I have read The Case against Education: Why the Education System Is a Waste of Time and Money by Bryan Caplan. The book is American so not everything is applicable for Britain and I disagree with certain things he says but otherwise there is much truth to his theory that higher education is about signalling more than knowledge.
In bygone years, universities were centres for learning and knowledge rather than qualifications. A degree was required for a few careers such as medicine and dentistry, and it was beneficial for science and engineering, but otherwise university was more about creating intellectual types rather than preparation for the job market. Students studying academic subjects also tended to come from well to do backgrounds or have connections with employers so not many were studying the subject for a piece of paper to get a high paying job from somebody they didn't already know. A significant number of students also wanted to become teachers or lecturers.
I previously mentioned a discussion where it was argued that a degree nowadays is either a financial investment or an expensive hobby as tuition fees has killed the concept of a liberal education by studying for a degree.
One could extend this argument and say that degrees in medicine, dentistry, law, engineering, and certain sciences primarily exist as tools to access these specific careers so they are a financial investment. The situation with arts and humanities degrees is less clear as there are far fewer careers where employers ask for specific arts and humanities degrees. This then raises the question as to whether the value of such degrees in employment is not knowledge but signalling.
What exactly are these dream high-flying graduate jobs?
The truth of the matter is that a career where the job spec asks for any degree; or any degree from a good or Russell Group university; or any degree that is a 1st, does not require a degree in anything. Degrees are not interchangeable between different subjects when it comes to knowledge.
In the case of a career like medicine or engineering where a degree in medicine or engineering is requested then the interviewers will have knowledge of the degree subject in question so they will be able to assess applicants on their knowledge. In the case of a career that asks for any degree then the chances are that the interviewers will not have the knowledge of the degree subjects of the applicants so will be unable to query or assess their knowledge. Therefore a degree is rendered down to pure credentialism and signalling.

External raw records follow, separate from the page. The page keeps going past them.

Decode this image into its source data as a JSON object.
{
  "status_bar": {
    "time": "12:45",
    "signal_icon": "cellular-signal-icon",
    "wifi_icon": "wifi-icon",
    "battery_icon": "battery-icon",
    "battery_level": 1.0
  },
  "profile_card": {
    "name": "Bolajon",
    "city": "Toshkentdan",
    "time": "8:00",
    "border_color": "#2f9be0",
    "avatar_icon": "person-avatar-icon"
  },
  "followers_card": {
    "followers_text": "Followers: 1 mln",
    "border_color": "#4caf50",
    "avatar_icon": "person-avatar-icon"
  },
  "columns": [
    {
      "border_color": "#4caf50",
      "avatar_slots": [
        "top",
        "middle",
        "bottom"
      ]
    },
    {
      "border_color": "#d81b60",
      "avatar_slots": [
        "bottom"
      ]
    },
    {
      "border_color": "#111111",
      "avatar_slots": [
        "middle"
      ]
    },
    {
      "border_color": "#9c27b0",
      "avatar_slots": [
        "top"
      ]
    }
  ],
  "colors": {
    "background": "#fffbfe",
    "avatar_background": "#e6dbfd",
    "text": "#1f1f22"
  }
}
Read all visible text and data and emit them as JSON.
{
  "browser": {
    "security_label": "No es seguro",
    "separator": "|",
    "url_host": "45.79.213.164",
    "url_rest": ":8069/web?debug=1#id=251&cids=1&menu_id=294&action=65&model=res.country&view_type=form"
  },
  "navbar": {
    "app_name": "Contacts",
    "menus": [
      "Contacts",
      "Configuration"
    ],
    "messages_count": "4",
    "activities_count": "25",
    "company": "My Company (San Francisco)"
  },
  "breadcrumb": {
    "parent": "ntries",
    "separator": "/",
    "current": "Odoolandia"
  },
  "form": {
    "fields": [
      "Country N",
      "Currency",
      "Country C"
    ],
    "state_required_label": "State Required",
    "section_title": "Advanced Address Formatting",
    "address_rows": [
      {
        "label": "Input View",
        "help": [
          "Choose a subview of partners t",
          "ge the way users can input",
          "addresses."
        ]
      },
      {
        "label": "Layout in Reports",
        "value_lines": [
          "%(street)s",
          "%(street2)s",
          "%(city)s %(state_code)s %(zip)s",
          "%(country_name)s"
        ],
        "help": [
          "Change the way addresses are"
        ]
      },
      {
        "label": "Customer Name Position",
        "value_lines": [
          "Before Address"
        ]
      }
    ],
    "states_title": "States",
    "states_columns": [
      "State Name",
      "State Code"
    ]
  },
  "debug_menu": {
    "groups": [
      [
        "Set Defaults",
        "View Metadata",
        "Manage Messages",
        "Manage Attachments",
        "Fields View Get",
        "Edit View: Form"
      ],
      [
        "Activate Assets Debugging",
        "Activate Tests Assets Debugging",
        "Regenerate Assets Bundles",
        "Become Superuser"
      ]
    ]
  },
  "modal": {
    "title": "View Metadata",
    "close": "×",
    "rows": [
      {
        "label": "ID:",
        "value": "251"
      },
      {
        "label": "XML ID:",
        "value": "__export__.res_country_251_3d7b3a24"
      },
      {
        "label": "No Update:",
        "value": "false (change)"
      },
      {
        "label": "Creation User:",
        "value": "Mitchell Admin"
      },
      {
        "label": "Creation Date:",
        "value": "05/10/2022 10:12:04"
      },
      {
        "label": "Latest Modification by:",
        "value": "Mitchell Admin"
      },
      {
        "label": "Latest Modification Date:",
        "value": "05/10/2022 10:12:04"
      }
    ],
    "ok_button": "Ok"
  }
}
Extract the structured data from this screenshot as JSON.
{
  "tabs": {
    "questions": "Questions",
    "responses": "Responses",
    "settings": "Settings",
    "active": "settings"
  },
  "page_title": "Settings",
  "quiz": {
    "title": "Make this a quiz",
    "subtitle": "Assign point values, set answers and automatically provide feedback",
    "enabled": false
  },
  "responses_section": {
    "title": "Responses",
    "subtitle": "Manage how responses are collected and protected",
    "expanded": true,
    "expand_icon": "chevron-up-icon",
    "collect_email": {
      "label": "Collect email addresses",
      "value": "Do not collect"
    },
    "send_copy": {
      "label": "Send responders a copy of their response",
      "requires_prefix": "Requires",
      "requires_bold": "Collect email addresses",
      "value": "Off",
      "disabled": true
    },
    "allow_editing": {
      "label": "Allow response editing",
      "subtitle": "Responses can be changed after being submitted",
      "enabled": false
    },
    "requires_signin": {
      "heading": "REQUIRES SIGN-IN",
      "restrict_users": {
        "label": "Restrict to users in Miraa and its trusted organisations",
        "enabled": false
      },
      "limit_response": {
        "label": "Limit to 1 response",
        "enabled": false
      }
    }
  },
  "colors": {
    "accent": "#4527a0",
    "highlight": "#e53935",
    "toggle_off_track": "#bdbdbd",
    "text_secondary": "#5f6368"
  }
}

Some argue that all degrees provide transferable skills but these are so mysterious and mythical that they probably do not actually exist. It can be confidently argued that basic English and maths, general knowledge, common sense, and soft and social skills are the only true transferable skills. These are not learned at university.